Ford Motor will pause production of its F-150 Lightning until at least February 24 because the electric pickup has a battery problem.
The Michigan automaker discovered a potential battery problem during a pre-delivery quality inspection this week and has begun investigating the cause. Ford said there are no known battery issues affecting vehicles already on the road.
“We believe we’ve identified the root cause of this problem,” Ford spokeswoman Emma Bergg told CBS MoneyWatch on Wednesday. “By the end of next week, we expect to complete our investigation and apply our findings to the truck’s battery production process.”
Applying this process “could take a few weeks,” Bergg said.
“We will continue to hold vehicles already in production while we work on technical and process updates,” she said.
Ford started selling its F-150 Lightning last year. The pause in production jeopardizes Ford’s plan to deliver 600,000 Lightning trucks in 2023.
Since their launch last May, Ford has sold 15,617 electric trucks, according to the latest company data available. The company sold 2,436 of these in October, the most ever sold in a month.

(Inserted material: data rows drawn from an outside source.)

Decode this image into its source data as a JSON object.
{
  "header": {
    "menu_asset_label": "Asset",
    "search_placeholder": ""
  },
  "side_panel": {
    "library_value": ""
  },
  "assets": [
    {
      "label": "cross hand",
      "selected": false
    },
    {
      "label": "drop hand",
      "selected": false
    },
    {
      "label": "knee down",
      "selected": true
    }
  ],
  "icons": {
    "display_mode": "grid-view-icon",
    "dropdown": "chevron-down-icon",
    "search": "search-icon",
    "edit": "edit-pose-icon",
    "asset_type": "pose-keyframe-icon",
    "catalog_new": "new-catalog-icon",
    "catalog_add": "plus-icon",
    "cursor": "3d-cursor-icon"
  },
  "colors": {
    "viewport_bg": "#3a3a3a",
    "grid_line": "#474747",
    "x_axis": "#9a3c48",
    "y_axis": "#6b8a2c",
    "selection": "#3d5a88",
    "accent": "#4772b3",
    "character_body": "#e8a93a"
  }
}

Increasing demand for electric vehicles
Ford is going big on the F-150 Lightning, investing millions of dollars in a new facility for a vehicle that already has the name MotorTrend Truck of the Year 2023.

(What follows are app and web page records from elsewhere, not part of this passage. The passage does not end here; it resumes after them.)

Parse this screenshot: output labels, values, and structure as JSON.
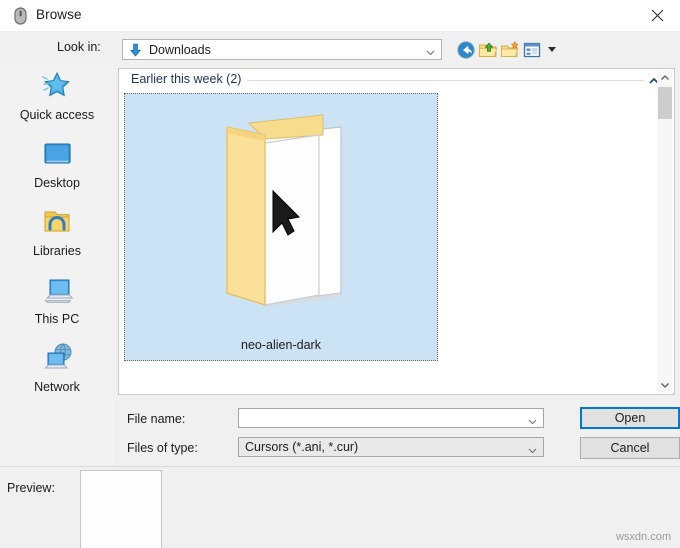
{
  "window": {
    "title": "Browse",
    "title_icon": "mouse-cursor-icon",
    "close_label": "✕"
  },
  "toolbar": {
    "lookin_label": "Look in:",
    "lookin_value": "Downloads",
    "lookin_icon": "downloads-arrow-icon",
    "buttons": [
      {
        "name": "back-button",
        "icon": "back-arrow-icon",
        "tooltip": "Back"
      },
      {
        "name": "up-one-level-button",
        "icon": "folder-up-icon",
        "tooltip": "Up One Level"
      },
      {
        "name": "new-folder-button",
        "icon": "new-folder-icon",
        "tooltip": "Create New Folder"
      },
      {
        "name": "views-button",
        "icon": "views-icon",
        "tooltip": "Views"
      }
    ]
  },
  "places": {
    "items": [
      {
        "label": "Quick access",
        "icon": "star-icon"
      },
      {
        "label": "Desktop",
        "icon": "monitor-icon"
      },
      {
        "label": "Libraries",
        "icon": "libraries-folder-icon"
      },
      {
        "label": "This PC",
        "icon": "laptop-icon"
      },
      {
        "label": "Network",
        "icon": "network-globe-icon"
      }
    ]
  },
  "filelist": {
    "group_header": "Earlier this week (2)",
    "group_chevron": "chevron-up-icon",
    "items": [
      {
        "label": "neo-alien-dark",
        "icon": "folder-cursor-thumbnail",
        "selected": true
      }
    ]
  },
  "form": {
    "filename_label": "File name:",
    "filename_value": "",
    "filename_placeholder": "",
    "filetype_label": "Files of type:",
    "filetype_value": "Cursors (*.ani, *.cur)",
    "open_label": "Open",
    "cancel_label": "Cancel"
  },
  "preview": {
    "label": "Preview:",
    "content": ""
  },
  "watermark": "wsxdn.com",
  "colors": {
    "accent": "#0078d7",
    "selection": "#cce3f6",
    "group_text": "#22355e",
    "dialog_bg": "#f0f0f0"
  }
}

When company officials first announced the truck in 2021, demand grew quickly when the pre-order list surpassed 100,000 in three weeks. Workers build the vehicle at a new plant in Dearborn, Michigan.
Ford’s hiatus comes as interest and demand for electric vehicles continues to rise in the US. A poll by Motor Club AAA found that about a quarter of Americans say they want an electric vehicle next time they buy a car. Research from Recurrent, an automotive industry analytics firm, found that interest in buying an electric vehicle has increased by 70% since last January.
ford increased the price of the F-150 Lightning in October to offset rising manufacturing costs. Other automakers also increased the cost of their EV lines – including Rivian, GM and Tesla – in the midst of fluctuations metal prices and higher costs for components like lithium, which is used to make batteries.
Ford earlier this month reported profit of $1.3 billion for the fourth quarter of 2022, down about 89% from the prior-year period. CEO Jim Farley said in an earnings call this month that he was frustrated with 2022’s performance “because the year could have been so much more for us at Ford.”
Ford’s stock price fell nearly 1% to about $12.80 a share on Wednesday, the second day of declines.